:: Provided data ::
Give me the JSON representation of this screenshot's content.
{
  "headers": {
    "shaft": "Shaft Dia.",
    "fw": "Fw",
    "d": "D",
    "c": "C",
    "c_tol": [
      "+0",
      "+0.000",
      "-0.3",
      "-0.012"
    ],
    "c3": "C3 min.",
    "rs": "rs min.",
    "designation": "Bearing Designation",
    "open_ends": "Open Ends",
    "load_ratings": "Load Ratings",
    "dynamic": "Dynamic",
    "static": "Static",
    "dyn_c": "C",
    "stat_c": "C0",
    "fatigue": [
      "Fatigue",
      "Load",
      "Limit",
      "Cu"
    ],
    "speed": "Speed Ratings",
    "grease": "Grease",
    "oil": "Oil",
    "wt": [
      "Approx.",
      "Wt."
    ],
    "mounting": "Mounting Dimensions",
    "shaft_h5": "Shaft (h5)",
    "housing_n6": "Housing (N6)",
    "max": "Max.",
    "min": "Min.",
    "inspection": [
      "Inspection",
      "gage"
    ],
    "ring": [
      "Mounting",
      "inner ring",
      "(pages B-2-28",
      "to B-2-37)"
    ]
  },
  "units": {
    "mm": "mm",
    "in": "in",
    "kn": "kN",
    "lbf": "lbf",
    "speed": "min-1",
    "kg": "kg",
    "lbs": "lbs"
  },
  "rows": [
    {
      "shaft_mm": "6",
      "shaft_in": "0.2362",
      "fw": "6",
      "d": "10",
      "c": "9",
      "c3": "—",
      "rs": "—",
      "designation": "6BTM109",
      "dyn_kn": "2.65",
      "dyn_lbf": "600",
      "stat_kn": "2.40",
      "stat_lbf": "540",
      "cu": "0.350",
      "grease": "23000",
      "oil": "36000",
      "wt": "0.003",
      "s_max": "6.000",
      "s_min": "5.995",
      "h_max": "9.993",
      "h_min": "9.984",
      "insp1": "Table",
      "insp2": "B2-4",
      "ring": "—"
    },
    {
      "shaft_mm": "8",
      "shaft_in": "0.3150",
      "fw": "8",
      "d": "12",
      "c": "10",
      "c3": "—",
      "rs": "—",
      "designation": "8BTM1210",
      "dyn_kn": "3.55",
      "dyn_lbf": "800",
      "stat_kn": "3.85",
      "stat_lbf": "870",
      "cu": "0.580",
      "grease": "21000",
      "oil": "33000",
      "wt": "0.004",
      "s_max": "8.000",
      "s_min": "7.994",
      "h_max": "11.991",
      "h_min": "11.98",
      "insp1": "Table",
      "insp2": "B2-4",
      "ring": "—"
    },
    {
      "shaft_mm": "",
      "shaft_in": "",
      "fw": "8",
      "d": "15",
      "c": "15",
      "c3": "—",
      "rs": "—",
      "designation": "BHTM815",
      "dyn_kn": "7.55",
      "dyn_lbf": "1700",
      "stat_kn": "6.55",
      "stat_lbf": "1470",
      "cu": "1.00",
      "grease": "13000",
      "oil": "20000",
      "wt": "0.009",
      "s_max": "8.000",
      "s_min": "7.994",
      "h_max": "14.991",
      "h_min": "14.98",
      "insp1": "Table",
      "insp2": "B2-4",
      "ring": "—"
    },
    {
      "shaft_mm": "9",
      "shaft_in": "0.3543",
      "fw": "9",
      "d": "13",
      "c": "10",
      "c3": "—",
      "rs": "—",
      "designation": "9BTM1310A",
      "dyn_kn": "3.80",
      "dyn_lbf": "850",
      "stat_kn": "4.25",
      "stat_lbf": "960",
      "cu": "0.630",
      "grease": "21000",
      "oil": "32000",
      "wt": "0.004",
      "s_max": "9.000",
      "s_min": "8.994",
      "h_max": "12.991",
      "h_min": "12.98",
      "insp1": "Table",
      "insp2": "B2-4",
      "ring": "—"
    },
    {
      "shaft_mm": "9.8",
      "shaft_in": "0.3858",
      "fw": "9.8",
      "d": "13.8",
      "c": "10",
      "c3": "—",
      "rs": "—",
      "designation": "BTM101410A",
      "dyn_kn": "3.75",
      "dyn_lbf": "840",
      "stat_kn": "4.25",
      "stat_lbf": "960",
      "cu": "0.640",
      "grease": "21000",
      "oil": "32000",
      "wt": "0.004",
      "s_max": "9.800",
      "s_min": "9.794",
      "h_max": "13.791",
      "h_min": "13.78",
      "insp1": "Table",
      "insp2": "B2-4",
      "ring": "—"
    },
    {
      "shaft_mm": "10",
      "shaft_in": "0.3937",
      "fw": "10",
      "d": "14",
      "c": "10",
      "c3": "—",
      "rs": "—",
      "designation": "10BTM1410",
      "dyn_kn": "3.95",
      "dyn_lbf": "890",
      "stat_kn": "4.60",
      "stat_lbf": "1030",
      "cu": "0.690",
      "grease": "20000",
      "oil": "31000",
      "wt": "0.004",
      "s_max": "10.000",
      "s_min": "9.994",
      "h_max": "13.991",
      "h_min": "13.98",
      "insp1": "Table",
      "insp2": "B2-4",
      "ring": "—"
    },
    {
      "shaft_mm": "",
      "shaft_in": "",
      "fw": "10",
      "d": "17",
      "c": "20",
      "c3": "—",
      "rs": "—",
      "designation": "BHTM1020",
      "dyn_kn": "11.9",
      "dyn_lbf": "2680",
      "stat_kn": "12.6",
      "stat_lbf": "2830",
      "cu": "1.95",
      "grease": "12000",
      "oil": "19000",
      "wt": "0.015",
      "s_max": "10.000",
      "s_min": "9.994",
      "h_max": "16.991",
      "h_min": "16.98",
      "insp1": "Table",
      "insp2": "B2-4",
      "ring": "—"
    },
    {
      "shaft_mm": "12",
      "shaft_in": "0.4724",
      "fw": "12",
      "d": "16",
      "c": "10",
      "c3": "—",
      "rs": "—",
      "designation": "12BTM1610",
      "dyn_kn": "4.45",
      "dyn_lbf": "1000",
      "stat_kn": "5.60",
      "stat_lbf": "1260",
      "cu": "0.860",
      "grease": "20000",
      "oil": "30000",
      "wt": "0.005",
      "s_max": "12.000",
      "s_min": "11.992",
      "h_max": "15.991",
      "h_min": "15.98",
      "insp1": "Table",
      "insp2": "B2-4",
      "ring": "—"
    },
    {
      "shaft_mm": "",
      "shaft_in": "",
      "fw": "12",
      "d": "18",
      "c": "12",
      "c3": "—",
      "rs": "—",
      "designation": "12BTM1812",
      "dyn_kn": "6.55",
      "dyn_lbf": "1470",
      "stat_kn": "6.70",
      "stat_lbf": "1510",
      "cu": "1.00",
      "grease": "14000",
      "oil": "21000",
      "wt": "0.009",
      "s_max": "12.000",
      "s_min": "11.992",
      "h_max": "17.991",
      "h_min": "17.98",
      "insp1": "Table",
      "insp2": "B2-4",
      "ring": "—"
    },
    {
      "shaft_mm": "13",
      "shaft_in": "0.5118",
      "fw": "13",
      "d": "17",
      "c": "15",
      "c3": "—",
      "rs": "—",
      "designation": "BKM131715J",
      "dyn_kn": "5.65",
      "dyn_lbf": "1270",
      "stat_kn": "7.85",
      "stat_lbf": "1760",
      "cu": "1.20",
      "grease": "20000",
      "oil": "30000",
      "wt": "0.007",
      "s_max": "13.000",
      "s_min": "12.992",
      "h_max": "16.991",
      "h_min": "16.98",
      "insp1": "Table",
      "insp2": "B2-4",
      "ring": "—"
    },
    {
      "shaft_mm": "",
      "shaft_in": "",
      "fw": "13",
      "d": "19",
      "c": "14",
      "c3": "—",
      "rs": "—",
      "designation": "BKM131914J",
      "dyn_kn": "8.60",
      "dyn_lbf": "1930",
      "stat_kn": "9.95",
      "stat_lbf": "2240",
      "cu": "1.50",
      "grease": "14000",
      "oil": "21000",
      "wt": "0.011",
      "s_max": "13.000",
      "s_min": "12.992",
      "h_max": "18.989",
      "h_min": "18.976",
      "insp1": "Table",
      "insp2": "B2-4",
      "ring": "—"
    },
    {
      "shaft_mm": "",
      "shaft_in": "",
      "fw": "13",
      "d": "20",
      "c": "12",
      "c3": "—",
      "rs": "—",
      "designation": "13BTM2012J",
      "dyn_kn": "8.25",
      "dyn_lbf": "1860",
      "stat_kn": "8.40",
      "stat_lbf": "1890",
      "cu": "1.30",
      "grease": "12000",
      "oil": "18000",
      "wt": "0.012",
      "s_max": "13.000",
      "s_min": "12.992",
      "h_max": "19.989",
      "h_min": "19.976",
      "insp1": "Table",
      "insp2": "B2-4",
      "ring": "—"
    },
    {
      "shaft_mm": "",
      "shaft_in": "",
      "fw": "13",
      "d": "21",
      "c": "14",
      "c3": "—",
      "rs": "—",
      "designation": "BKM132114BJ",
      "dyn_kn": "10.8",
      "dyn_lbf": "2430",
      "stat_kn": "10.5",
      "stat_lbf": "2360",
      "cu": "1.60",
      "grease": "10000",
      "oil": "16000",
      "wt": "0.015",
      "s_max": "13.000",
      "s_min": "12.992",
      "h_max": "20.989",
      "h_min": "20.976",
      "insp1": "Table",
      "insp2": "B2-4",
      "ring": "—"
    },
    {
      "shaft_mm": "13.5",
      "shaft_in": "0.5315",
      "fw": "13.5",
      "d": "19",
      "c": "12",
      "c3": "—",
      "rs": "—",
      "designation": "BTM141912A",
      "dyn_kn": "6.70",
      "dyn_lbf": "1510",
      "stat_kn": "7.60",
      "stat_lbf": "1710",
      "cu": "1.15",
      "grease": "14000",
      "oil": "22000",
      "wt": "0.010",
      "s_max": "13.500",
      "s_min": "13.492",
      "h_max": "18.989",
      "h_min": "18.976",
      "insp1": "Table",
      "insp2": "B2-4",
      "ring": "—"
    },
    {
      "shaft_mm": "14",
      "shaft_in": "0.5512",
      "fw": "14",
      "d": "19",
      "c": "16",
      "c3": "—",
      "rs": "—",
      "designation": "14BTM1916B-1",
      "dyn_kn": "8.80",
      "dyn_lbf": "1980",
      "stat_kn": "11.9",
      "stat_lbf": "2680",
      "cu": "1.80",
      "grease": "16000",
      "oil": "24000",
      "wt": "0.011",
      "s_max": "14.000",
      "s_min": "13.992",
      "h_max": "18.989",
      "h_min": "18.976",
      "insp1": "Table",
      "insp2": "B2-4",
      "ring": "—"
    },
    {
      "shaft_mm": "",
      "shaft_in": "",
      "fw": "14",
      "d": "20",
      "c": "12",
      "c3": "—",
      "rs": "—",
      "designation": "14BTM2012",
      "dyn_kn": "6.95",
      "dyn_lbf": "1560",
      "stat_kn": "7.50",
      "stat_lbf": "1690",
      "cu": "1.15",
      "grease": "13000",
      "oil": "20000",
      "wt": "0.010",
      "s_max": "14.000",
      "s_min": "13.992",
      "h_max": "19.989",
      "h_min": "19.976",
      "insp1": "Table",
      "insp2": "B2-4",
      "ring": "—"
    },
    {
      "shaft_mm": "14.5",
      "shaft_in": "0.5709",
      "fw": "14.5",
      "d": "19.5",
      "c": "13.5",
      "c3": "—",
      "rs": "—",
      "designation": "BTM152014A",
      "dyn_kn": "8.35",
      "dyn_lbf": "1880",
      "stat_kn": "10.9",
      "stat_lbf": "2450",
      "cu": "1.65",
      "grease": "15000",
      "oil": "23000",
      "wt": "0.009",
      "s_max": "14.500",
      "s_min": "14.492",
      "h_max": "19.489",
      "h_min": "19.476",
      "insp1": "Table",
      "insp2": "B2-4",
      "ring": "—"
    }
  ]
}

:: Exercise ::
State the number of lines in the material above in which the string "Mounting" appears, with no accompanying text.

:: Answer below ::
2